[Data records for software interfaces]
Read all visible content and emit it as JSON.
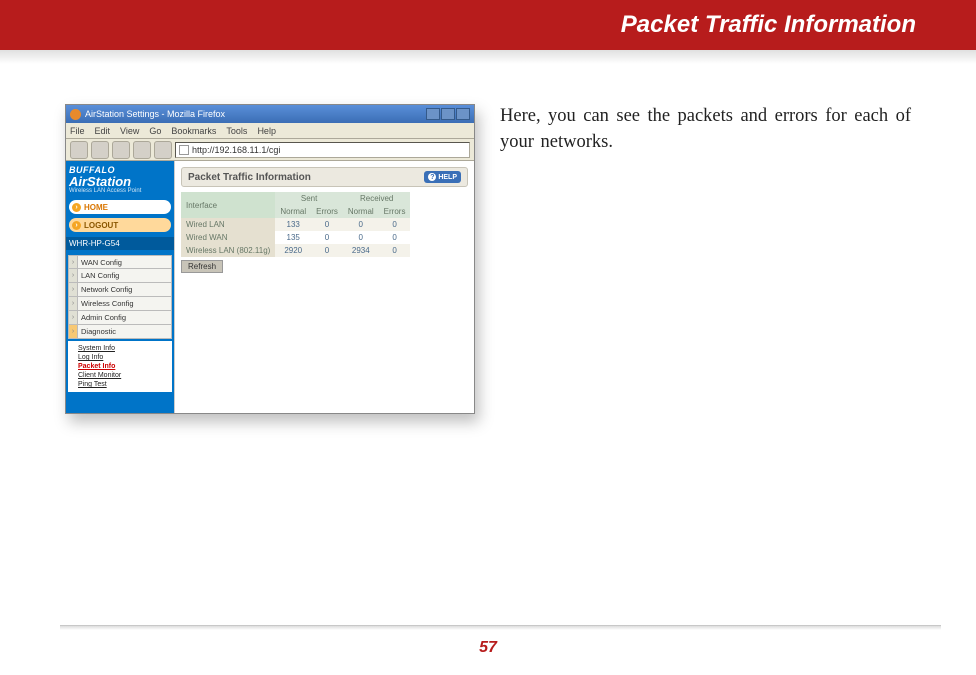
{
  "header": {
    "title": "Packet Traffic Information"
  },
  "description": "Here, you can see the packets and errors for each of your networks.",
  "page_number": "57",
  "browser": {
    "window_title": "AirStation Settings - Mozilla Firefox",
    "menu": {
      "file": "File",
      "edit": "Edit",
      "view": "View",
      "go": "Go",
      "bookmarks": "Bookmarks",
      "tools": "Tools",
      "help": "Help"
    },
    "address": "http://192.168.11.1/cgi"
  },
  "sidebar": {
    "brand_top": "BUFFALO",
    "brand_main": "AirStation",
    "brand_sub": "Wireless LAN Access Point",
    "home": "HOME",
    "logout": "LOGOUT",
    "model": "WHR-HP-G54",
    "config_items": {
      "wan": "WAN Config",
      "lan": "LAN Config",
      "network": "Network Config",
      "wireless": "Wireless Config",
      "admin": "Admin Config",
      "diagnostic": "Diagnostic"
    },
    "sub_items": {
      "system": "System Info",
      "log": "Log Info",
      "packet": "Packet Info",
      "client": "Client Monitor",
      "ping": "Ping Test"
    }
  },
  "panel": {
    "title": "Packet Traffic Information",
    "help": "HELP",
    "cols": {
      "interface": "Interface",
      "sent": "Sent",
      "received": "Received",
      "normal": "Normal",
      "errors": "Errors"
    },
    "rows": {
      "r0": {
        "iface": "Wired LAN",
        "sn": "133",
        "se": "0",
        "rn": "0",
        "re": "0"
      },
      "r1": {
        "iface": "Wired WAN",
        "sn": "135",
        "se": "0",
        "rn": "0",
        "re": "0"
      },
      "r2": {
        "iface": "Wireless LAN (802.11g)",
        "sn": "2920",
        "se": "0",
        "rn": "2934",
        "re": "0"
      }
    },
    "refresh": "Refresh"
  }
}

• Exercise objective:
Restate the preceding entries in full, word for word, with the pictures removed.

• Response:
Read all visible content and emit it as JSON.
{
  "header": {
    "title": "Packet Traffic Information"
  },
  "description": "Here, you can see the packets and errors for each of your networks.",
  "page_number": "57",
  "browser": {
    "window_title": "AirStation Settings - Mozilla Firefox",
    "menu": {
      "file": "File",
      "edit": "Edit",
      "view": "View",
      "go": "Go",
      "bookmarks": "Bookmarks",
      "tools": "Tools",
      "help": "Help"
    },
    "address": "http://192.168.11.1/cgi"
  },
  "sidebar": {
    "brand_top": "BUFFALO",
    "brand_main": "AirStation",
    "brand_sub": "Wireless LAN Access Point",
    "home": "HOME",
    "logout": "LOGOUT",
    "model": "WHR-HP-G54",
    "config_items": {
      "wan": "WAN Config",
      "lan": "LAN Config",
      "network": "Network Config",
      "wireless": "Wireless Config",
      "admin": "Admin Config",
      "diagnostic": "Diagnostic"
    },
    "sub_items": {
      "system": "System Info",
      "log": "Log Info",
      "packet": "Packet Info",
      "client": "Client Monitor",
      "ping": "Ping Test"
    }
  },
  "panel": {
    "title": "Packet Traffic Information",
    "help": "HELP",
    "cols": {
      "interface": "Interface",
      "sent": "Sent",
      "received": "Received",
      "normal": "Normal",
      "errors": "Errors"
    },
    "rows": {
      "r0": {
        "iface": "Wired LAN",
        "sn": "133",
        "se": "0",
        "rn": "0",
        "re": "0"
      },
      "r1": {
        "iface": "Wired WAN",
        "sn": "135",
        "se": "0",
        "rn": "0",
        "re": "0"
      },
      "r2": {
        "iface": "Wireless LAN (802.11g)",
        "sn": "2920",
        "se": "0",
        "rn": "2934",
        "re": "0"
      }
    },
    "refresh": "Refresh"
  }
}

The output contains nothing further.